▸ Goal of the exercise: Copy out each record that follows exactly, and omit any picture you find.

▸ Information provided:
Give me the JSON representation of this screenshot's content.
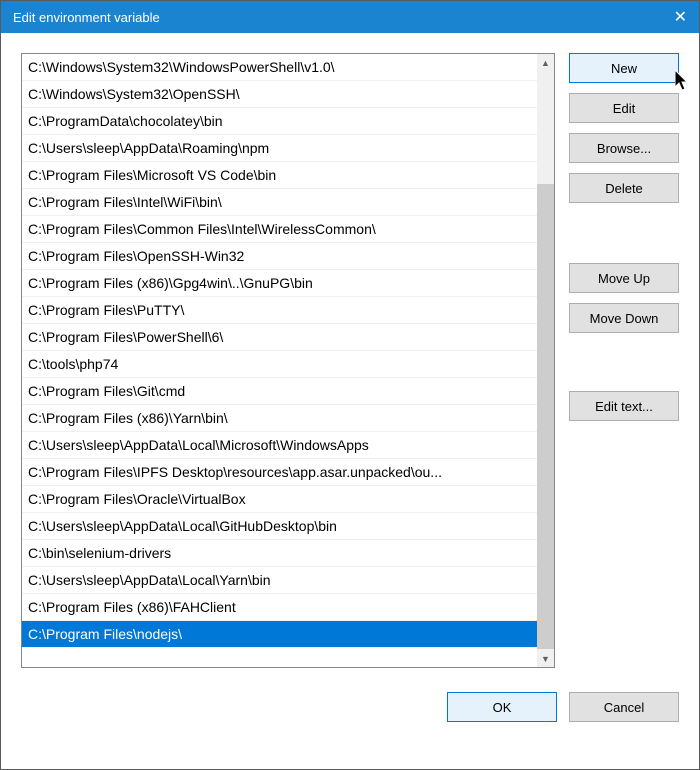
{
  "window": {
    "title": "Edit environment variable"
  },
  "list": {
    "items": [
      "C:\\Windows\\System32\\WindowsPowerShell\\v1.0\\",
      "C:\\Windows\\System32\\OpenSSH\\",
      "C:\\ProgramData\\chocolatey\\bin",
      "C:\\Users\\sleep\\AppData\\Roaming\\npm",
      "C:\\Program Files\\Microsoft VS Code\\bin",
      "C:\\Program Files\\Intel\\WiFi\\bin\\",
      "C:\\Program Files\\Common Files\\Intel\\WirelessCommon\\",
      "C:\\Program Files\\OpenSSH-Win32",
      "C:\\Program Files (x86)\\Gpg4win\\..\\GnuPG\\bin",
      "C:\\Program Files\\PuTTY\\",
      "C:\\Program Files\\PowerShell\\6\\",
      "C:\\tools\\php74",
      "C:\\Program Files\\Git\\cmd",
      "C:\\Program Files (x86)\\Yarn\\bin\\",
      "C:\\Users\\sleep\\AppData\\Local\\Microsoft\\WindowsApps",
      "C:\\Program Files\\IPFS Desktop\\resources\\app.asar.unpacked\\ou...",
      "C:\\Program Files\\Oracle\\VirtualBox",
      "C:\\Users\\sleep\\AppData\\Local\\GitHubDesktop\\bin",
      "C:\\bin\\selenium-drivers",
      "C:\\Users\\sleep\\AppData\\Local\\Yarn\\bin",
      "C:\\Program Files (x86)\\FAHClient",
      "C:\\Program Files\\nodejs\\"
    ],
    "selected_index": 21
  },
  "buttons": {
    "new_label": "New",
    "edit_label": "Edit",
    "browse_label": "Browse...",
    "delete_label": "Delete",
    "move_up_label": "Move Up",
    "move_down_label": "Move Down",
    "edit_text_label": "Edit text...",
    "ok_label": "OK",
    "cancel_label": "Cancel"
  }
}
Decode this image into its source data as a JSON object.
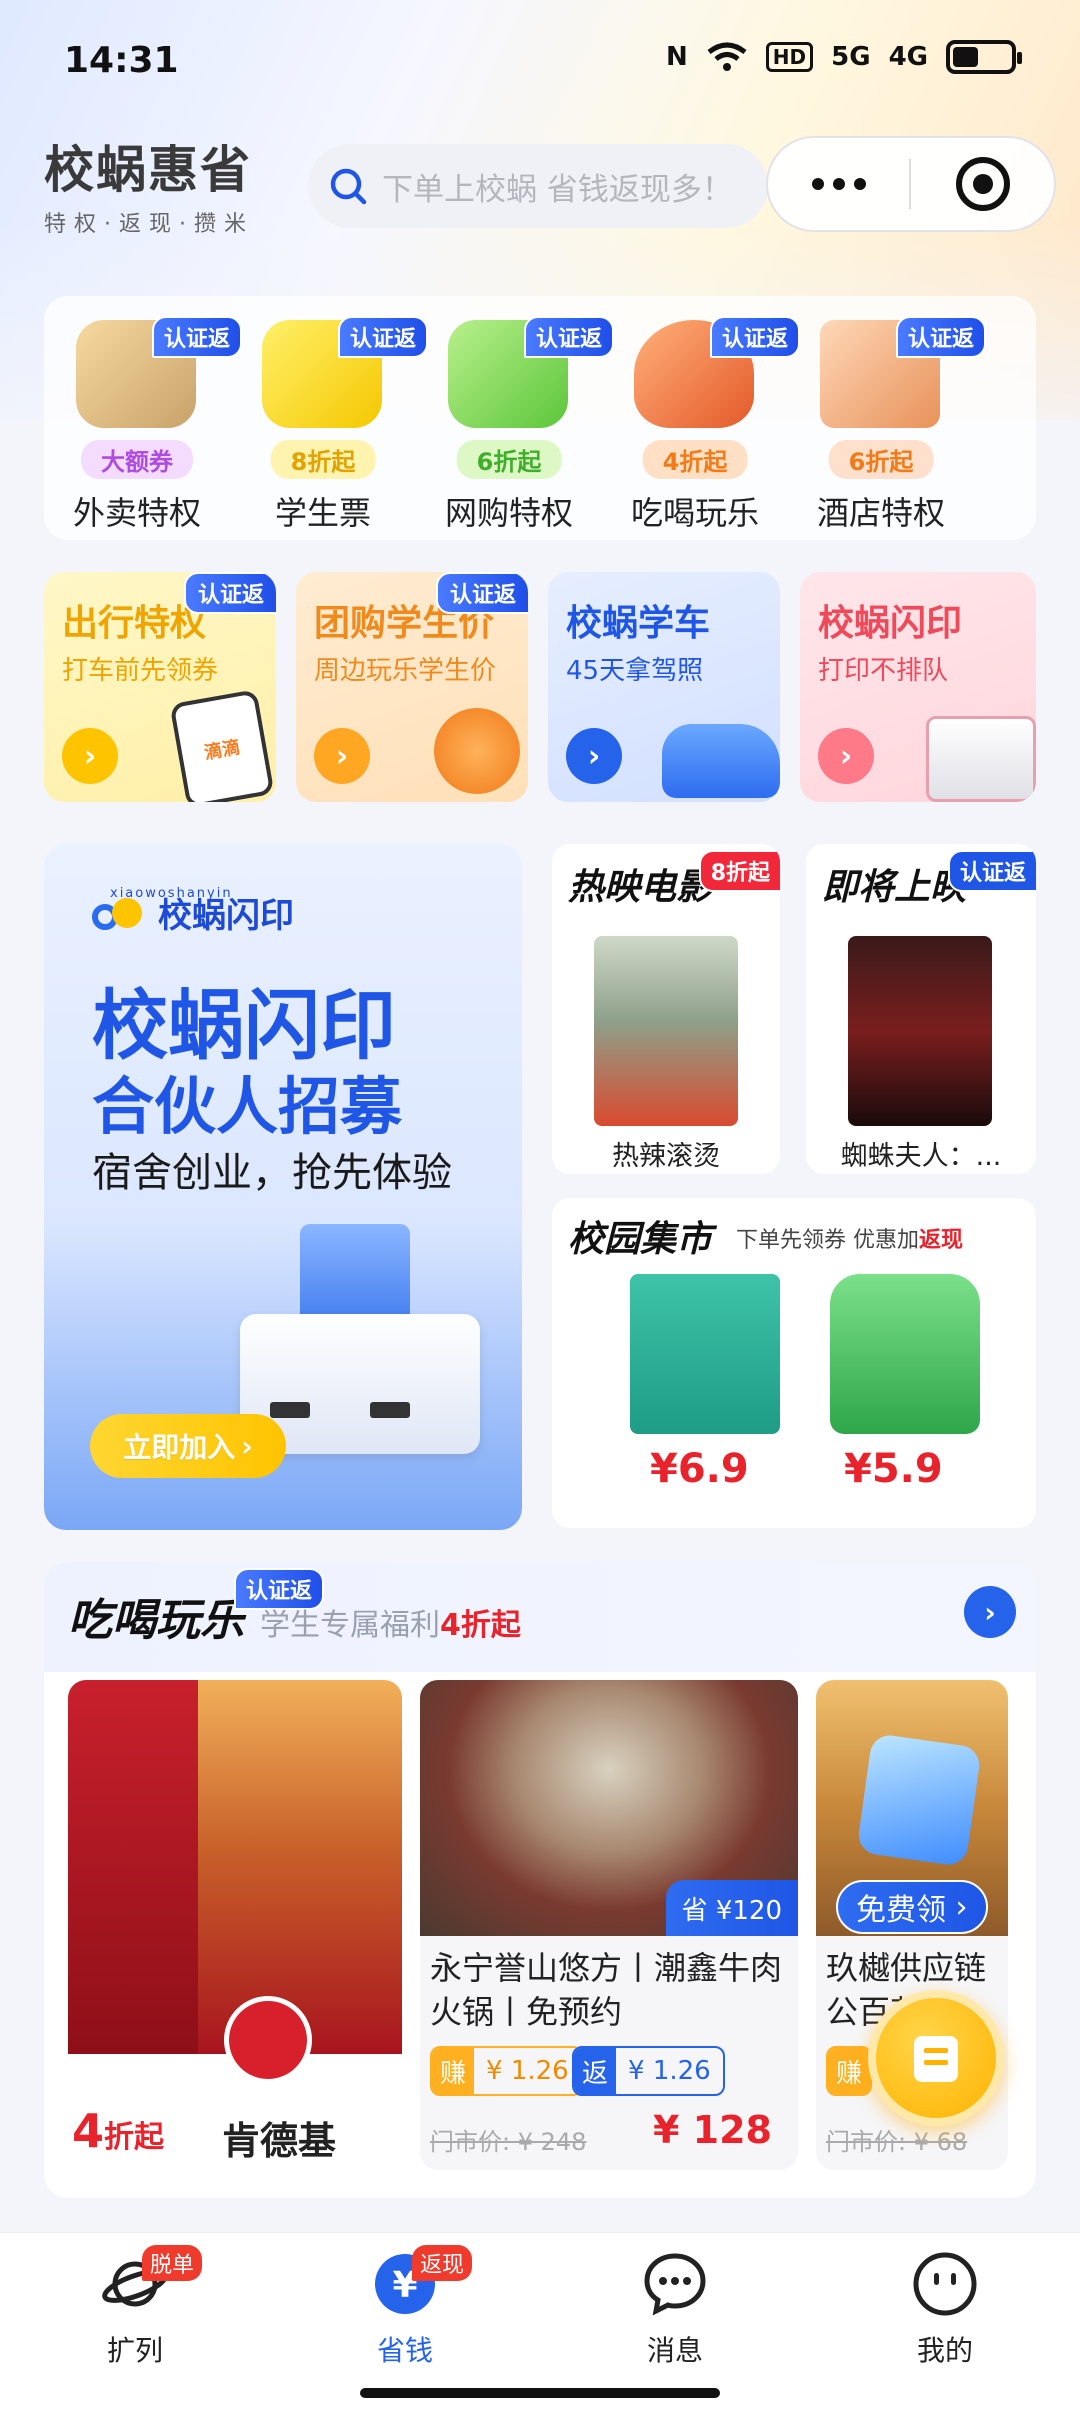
{
  "status_bar": {
    "time": "14:31",
    "nfc": "N",
    "wifi": "wifi",
    "hd": "HD",
    "net1": "5G",
    "net2": "4G",
    "battery_level": 0.45
  },
  "header": {
    "brand_name": "校蜗惠省",
    "brand_slogan": "特权·返现·攒米",
    "search_placeholder": "下单上校蜗 省钱返现多！"
  },
  "categories": [
    {
      "label": "外卖特权",
      "tag": "大额券",
      "badge": "认证返"
    },
    {
      "label": "学生票",
      "tag": "8折起",
      "badge": "认证返"
    },
    {
      "label": "网购特权",
      "tag": "6折起",
      "badge": "认证返"
    },
    {
      "label": "吃喝玩乐",
      "tag": "4折起",
      "badge": "认证返"
    },
    {
      "label": "酒店特权",
      "tag": "6折起",
      "badge": "认证返"
    }
  ],
  "promos": [
    {
      "title": "出行特权",
      "sub": "打车前先领券",
      "badge": "认证返",
      "art_label": "滴滴"
    },
    {
      "title": "团购学生价",
      "sub": "周边玩乐学生价",
      "badge": "认证返"
    },
    {
      "title": "校蜗学车",
      "sub": "45天拿驾照"
    },
    {
      "title": "校蜗闪印",
      "sub": "打印不排队"
    }
  ],
  "banner": {
    "logo_text": "校蜗闪印",
    "logo_sub": "xiaowoshanyin",
    "headline1": "校蜗闪印",
    "headline2": "合伙人招募",
    "subline": "宿舍创业，抢先体验",
    "cta": "立即加入"
  },
  "movies": [
    {
      "section": "热映电影",
      "badge": "8折起",
      "name": "热辣滚烫"
    },
    {
      "section": "即将上映",
      "badge": "认证返",
      "name": "蜘蛛夫人：..."
    }
  ],
  "market": {
    "title": "校园集市",
    "sub": "下单先领券 优惠加",
    "sub_highlight": "返现",
    "products": [
      {
        "price": "¥6.9"
      },
      {
        "price": "¥5.9"
      }
    ]
  },
  "food": {
    "title": "吃喝玩乐",
    "badge": "认证返",
    "sub": "学生专属福利",
    "sub_highlight": "4折起",
    "deals": [
      {
        "discount_num": "4",
        "discount_unit": "折起",
        "brand": "肯德基"
      },
      {
        "name": "永宁誉山悠方丨潮鑫牛肉火锅丨免预约",
        "corner": "省 ¥120",
        "earn_k": "赚",
        "earn_v": "¥ 1.26",
        "ret_k": "返",
        "ret_v": "¥ 1.26",
        "orig": "门市价: ¥ 248",
        "price": "¥ 128"
      },
      {
        "name": "玖樾供应链公百花",
        "corner": "免费领",
        "earn_k": "赚",
        "orig": "门市价: ¥ 68"
      }
    ]
  },
  "nav": [
    {
      "label": "扩列",
      "badge": "脱单"
    },
    {
      "label": "省钱",
      "badge": "返现"
    },
    {
      "label": "消息"
    },
    {
      "label": "我的"
    }
  ],
  "colors": {
    "brand_blue": "#1f56e6",
    "red": "#e8232c",
    "yellow": "#ffc400"
  }
}
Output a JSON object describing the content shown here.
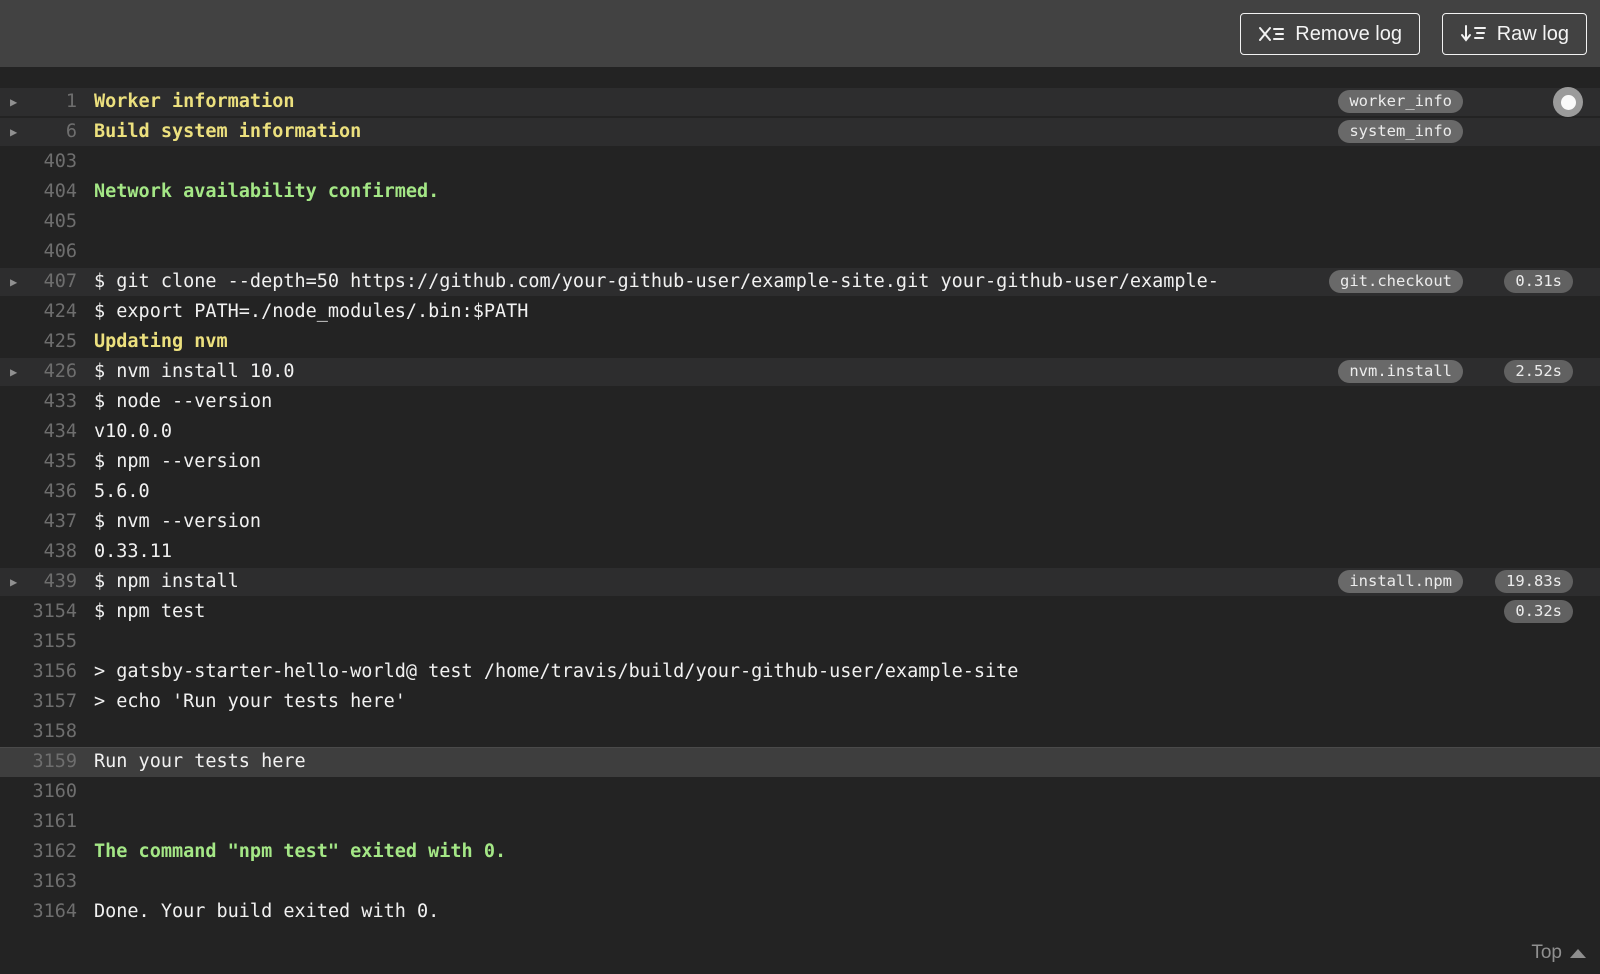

▸ Exercise output:
Give me the JSON representation of this screenshot's content.
{
  "window": {
    "title": "Edit environment variable"
  },
  "list": {
    "items": [
      "C:\\Windows\\System32\\WindowsPowerShell\\v1.0\\",
      "C:\\Windows\\System32\\OpenSSH\\",
      "C:\\ProgramData\\chocolatey\\bin",
      "C:\\Users\\sleep\\AppData\\Roaming\\npm",
      "C:\\Program Files\\Microsoft VS Code\\bin",
      "C:\\Program Files\\Intel\\WiFi\\bin\\",
      "C:\\Program Files\\Common Files\\Intel\\WirelessCommon\\",
      "C:\\Program Files\\OpenSSH-Win32",
      "C:\\Program Files (x86)\\Gpg4win\\..\\GnuPG\\bin",
      "C:\\Program Files\\PuTTY\\",
      "C:\\Program Files\\PowerShell\\6\\",
      "C:\\tools\\php74",
      "C:\\Program Files\\Git\\cmd",
      "C:\\Program Files (x86)\\Yarn\\bin\\",
      "C:\\Users\\sleep\\AppData\\Local\\Microsoft\\WindowsApps",
      "C:\\Program Files\\IPFS Desktop\\resources\\app.asar.unpacked\\ou...",
      "C:\\Program Files\\Oracle\\VirtualBox",
      "C:\\Users\\sleep\\AppData\\Local\\GitHubDesktop\\bin",
      "C:\\bin\\selenium-drivers",
      "C:\\Users\\sleep\\AppData\\Local\\Yarn\\bin",
      "C:\\Program Files (x86)\\FAHClient",
      "C:\\Program Files\\nodejs\\"
    ],
    "selected_index": 21
  },
  "buttons": {
    "new_label": "New",
    "edit_label": "Edit",
    "browse_label": "Browse...",
    "delete_label": "Delete",
    "move_up_label": "Move Up",
    "move_down_label": "Move Down",
    "edit_text_label": "Edit text...",
    "ok_label": "OK",
    "cancel_label": "Cancel"
  }
}
Decode this image into its source data as a JSON object.
{
  "status_bar": {
    "time": "14:31",
    "nfc": "N",
    "wifi": "wifi",
    "hd": "HD",
    "net1": "5G",
    "net2": "4G",
    "battery_level": 0.45
  },
  "header": {
    "brand_name": "校蜗惠省",
    "brand_slogan": "特权·返现·攒米",
    "search_placeholder": "下单上校蜗 省钱返现多！"
  },
  "categories": [
    {
      "label": "外卖特权",
      "tag": "大额券",
      "badge": "认证返"
    },
    {
      "label": "学生票",
      "tag": "8折起",
      "badge": "认证返"
    },
    {
      "label": "网购特权",
      "tag": "6折起",
      "badge": "认证返"
    },
    {
      "label": "吃喝玩乐",
      "tag": "4折起",
      "badge": "认证返"
    },
    {
      "label": "酒店特权",
      "tag": "6折起",
      "badge": "认证返"
    }
  ],
  "promos": [
    {
      "title": "出行特权",
      "sub": "打车前先领券",
      "badge": "认证返",
      "art_label": "滴滴"
    },
    {
      "title": "团购学生价",
      "sub": "周边玩乐学生价",
      "badge": "认证返"
    },
    {
      "title": "校蜗学车",
      "sub": "45天拿驾照"
    },
    {
      "title": "校蜗闪印",
      "sub": "打印不排队"
    }
  ],
  "banner": {
    "logo_text": "校蜗闪印",
    "logo_sub": "xiaowoshanyin",
    "headline1": "校蜗闪印",
    "headline2": "合伙人招募",
    "subline": "宿舍创业，抢先体验",
    "cta": "立即加入"
  },
  "movies": [
    {
      "section": "热映电影",
      "badge": "8折起",
      "name": "热辣滚烫"
    },
    {
      "section": "即将上映",
      "badge": "认证返",
      "name": "蜘蛛夫人：..."
    }
  ],
  "market": {
    "title": "校园集市",
    "sub": "下单先领券 优惠加",
    "sub_highlight": "返现",
    "products": [
      {
        "price": "¥6.9"
      },
      {
        "price": "¥5.9"
      }
    ]
  },
  "food": {
    "title": "吃喝玩乐",
    "badge": "认证返",
    "sub": "学生专属福利",
    "sub_highlight": "4折起",
    "deals": [
      {
        "discount_num": "4",
        "discount_unit": "折起",
        "brand": "肯德基"
      },
      {
        "name": "永宁誉山悠方丨潮鑫牛肉火锅丨免预约",
        "corner": "省 ¥120",
        "earn_k": "赚",
        "earn_v": "¥ 1.26",
        "ret_k": "返",
        "ret_v": "¥ 1.26",
        "orig": "门市价: ¥ 248",
        "price": "¥ 128"
      },
      {
        "name": "玖樾供应链公百花",
        "corner": "免费领",
        "earn_k": "赚",
        "orig": "门市价: ¥ 68"
      }
    ]
  },
  "nav": [
    {
      "label": "扩列",
      "badge": "脱单"
    },
    {
      "label": "省钱",
      "badge": "返现"
    },
    {
      "label": "消息"
    },
    {
      "label": "我的"
    }
  ],
  "colors": {
    "brand_blue": "#1f56e6",
    "red": "#e8232c",
    "yellow": "#ffc400"
  }
}
Output a JSON object describing the content shown here.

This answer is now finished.